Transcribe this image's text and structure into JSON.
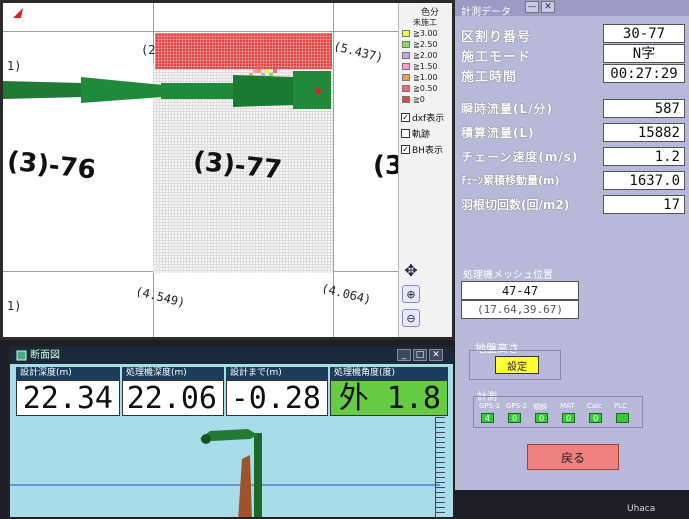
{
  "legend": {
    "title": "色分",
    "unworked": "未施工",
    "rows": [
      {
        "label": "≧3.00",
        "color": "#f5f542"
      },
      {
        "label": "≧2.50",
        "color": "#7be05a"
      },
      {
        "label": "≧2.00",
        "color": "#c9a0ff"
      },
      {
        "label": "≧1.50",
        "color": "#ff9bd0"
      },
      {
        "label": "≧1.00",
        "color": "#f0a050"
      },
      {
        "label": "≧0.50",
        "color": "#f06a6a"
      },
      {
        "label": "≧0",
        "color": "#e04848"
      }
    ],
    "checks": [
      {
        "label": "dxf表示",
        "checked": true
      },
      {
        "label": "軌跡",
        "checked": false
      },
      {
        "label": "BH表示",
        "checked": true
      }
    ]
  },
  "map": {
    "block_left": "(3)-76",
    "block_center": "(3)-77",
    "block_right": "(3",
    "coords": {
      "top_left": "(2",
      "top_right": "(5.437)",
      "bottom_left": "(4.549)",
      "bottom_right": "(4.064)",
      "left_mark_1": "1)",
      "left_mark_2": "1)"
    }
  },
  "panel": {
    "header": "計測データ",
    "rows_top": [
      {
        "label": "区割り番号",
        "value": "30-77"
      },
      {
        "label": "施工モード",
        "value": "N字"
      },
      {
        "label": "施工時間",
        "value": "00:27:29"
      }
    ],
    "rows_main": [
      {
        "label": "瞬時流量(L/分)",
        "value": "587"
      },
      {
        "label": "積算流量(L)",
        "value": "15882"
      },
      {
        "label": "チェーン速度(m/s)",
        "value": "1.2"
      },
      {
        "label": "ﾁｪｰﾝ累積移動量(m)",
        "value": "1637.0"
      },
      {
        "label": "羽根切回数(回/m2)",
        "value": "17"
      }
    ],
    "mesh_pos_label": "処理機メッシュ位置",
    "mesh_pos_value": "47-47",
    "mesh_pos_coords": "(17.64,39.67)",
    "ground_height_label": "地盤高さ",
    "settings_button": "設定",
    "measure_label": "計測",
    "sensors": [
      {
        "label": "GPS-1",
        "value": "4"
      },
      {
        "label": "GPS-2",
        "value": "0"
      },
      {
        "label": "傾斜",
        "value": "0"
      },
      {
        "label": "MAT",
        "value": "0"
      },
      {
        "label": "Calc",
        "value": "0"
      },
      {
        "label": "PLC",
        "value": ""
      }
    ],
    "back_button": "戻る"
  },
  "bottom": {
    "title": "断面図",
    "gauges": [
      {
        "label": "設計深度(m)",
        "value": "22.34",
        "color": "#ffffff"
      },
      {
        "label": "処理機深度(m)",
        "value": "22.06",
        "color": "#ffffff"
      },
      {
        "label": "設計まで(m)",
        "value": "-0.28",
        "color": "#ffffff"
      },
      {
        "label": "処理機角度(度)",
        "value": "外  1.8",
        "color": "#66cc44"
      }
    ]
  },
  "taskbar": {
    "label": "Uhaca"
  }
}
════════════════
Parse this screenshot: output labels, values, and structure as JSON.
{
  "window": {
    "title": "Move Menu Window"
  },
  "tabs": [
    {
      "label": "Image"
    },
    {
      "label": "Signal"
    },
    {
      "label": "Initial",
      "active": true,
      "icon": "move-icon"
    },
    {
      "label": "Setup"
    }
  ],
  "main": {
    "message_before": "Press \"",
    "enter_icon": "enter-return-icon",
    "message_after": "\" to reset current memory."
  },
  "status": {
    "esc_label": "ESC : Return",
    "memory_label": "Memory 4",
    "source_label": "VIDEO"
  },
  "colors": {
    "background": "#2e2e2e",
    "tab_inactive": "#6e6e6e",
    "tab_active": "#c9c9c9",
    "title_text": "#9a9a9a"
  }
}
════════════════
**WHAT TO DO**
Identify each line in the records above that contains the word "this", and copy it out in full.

**EXERCISE OUTPUT**
Transcribe this image's text and structure into JSON.
Parse this screenshot: output labels, values, and structure as JSON.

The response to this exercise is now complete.